Every line of the data that includes "text" should be copied out.

● Saved data entries:
________________________________________

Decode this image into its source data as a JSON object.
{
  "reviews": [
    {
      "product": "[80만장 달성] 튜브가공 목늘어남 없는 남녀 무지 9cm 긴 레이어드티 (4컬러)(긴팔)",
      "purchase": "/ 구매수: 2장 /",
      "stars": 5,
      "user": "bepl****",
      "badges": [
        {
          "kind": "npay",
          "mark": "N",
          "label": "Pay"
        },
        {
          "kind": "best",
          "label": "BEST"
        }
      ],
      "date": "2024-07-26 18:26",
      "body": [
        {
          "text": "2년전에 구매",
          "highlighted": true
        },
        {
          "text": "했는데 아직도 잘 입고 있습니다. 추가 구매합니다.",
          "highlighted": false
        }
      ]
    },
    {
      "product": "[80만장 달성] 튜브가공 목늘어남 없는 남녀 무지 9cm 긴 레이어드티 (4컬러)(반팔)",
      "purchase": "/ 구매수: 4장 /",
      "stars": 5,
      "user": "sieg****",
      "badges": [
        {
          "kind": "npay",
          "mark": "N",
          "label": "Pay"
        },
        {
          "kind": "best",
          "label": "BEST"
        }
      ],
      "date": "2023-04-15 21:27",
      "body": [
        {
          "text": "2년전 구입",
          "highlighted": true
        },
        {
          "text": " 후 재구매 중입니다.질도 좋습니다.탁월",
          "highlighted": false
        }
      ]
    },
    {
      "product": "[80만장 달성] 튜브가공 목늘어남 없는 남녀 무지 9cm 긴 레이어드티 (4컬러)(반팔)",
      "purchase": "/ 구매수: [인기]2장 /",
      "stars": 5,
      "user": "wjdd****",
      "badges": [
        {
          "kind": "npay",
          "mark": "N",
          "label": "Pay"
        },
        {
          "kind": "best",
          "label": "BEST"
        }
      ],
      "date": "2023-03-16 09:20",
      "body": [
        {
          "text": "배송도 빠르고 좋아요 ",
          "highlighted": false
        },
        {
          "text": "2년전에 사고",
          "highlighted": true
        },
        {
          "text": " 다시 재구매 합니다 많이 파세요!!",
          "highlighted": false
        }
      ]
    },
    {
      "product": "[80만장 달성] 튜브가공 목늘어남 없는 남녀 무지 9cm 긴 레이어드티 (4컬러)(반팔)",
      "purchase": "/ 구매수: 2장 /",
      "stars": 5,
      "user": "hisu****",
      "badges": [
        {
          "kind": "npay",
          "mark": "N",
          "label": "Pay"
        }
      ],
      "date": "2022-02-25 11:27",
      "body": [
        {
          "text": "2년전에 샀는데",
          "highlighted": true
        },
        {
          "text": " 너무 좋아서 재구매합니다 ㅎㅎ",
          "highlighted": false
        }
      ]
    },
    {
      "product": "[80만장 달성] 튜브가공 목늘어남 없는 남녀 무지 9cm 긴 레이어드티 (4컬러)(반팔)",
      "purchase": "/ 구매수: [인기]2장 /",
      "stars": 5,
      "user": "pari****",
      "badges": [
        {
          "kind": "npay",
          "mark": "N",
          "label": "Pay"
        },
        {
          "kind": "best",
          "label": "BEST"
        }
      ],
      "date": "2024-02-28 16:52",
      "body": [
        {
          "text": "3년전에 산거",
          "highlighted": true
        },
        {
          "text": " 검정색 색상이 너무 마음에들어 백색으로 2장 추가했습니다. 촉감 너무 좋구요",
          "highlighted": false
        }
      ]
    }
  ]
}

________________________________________

● Solution to the problem:
          "text": "2년전에 구매",
          "text": "했는데 아직도 잘 입고 있습니다. 추가 구매합니다.",
          "text": "2년전 구입",
          "text": " 후 재구매 중입니다.질도 좋습니다.탁월",
          "text": "배송도 빠르고 좋아요 ",
          "text": "2년전에 사고",
          "text": " 다시 재구매 합니다 많이 파세요!!",
          "text": "2년전에 샀는데",
          "text": " 너무 좋아서 재구매합니다 ㅎㅎ",
          "text": "3년전에 산거",
          "text": " 검정색 색상이 너무 마음에들어 백색으로 2장 추가했습니다. 촉감 너무 좋구요",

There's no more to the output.